CoCoRaHS (Community Collaborative Rain, Hail and Snow Network) is a non-profit, community-based network of volunteers of all ages and backgrounds working together to measure and map precipitation (rain, hail and snow). The network originated with the Colorado Climate Center at Colorado State University in 1998, thanks in part to the Fort Collins flood a year prior. CoCoRaHS has over 20,000 active volunteers across the United States, Canada, Puerto Rico, U.S. Virgin Islands and Bahamas. For a quick overview of the program, check out this short introduction video.

Volunteers take daily rainfall measurements in their backyard and then report the observation online. 


Who Can Participate?

This is a community project. Everyone can help - young, old, and in-between.  The only requirements are an enthusiasm for watching and reporting weather conditions and a desire to learn more about how weather can affect and impact our lives. 

Public, private and home schools are also joining! Learn about the "CoCoRaHS for Schools" program. 

 

How Do I Become an Observer?

 

Who Uses CoCoRaHS Data?

CoCoRaHS data is used by a wide variety of organizations and individuals.  The National Weather Service, other meteorologists, hydrologists, emergency managers, city utilities (water supply, water conservation, storm water), insurance adjusters, USDA, engineers, mosquito control, ranchers and farmers, outdoor & recreation interests, teachers, students, and neighbors in the community are just some examples.

 

Why Participate?

One of the neat things about participating in this network is coming away with the feeling that you have made an important contribution that helps others.  By providing your daily observation, you help to fill in a piece of the weather puzzle that affects many across your area in one way or another.

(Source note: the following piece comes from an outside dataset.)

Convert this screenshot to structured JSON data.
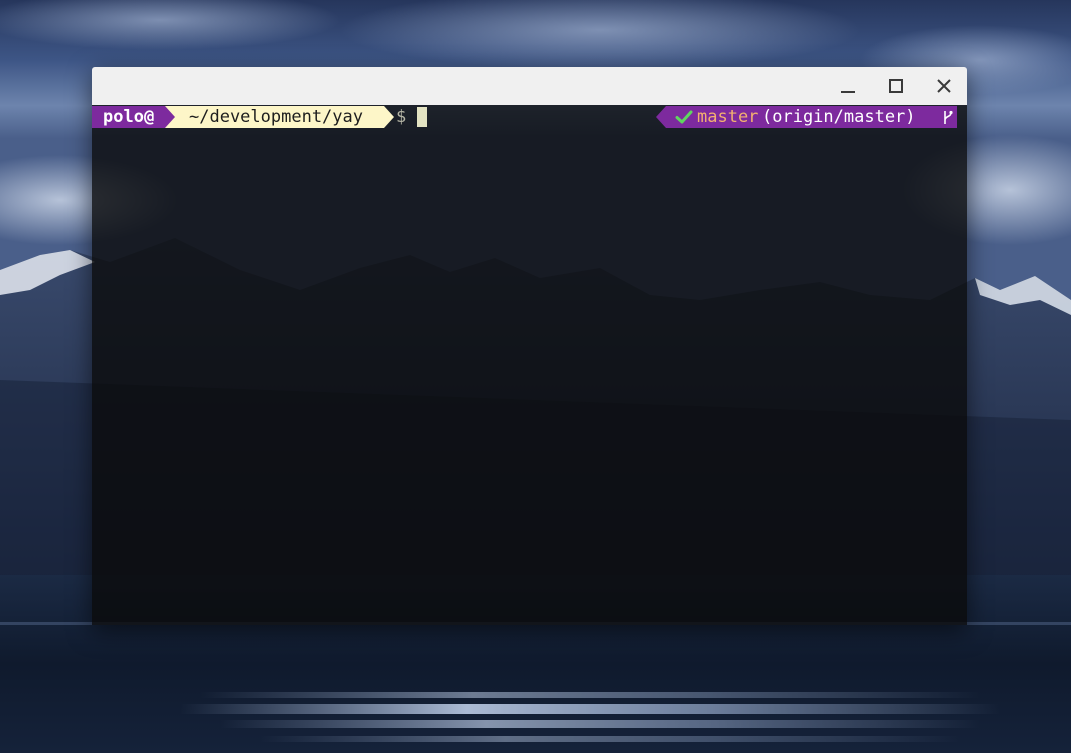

The more observations, the better as amounts can vary significantly over small distances. An added bonus - your observations get archived in the official climate record

 

Local Observer Highlight

Community Collaborative Rain, Hail and Snow Network - Wikipedia

"I have been interested in weather most of my life, having experienced some snow and hurricane fringes in North Carolina, brushes with tornadoes, occasional snow and icing, and a few hurricane fringes in Alabama, and more hurricane fringes in Georgia.  I have enjoyed being part of a hobby that provides useful information as documented by occasional contacts over the years to acknowledge or clarify some of my observations and hope to continue participating in the future. "

-Eddie, Station GA-EV-1: Bellville 2.8 N

Observer since March 2008

 

Resources

Daily Maps

Training Guides

FAQ / Help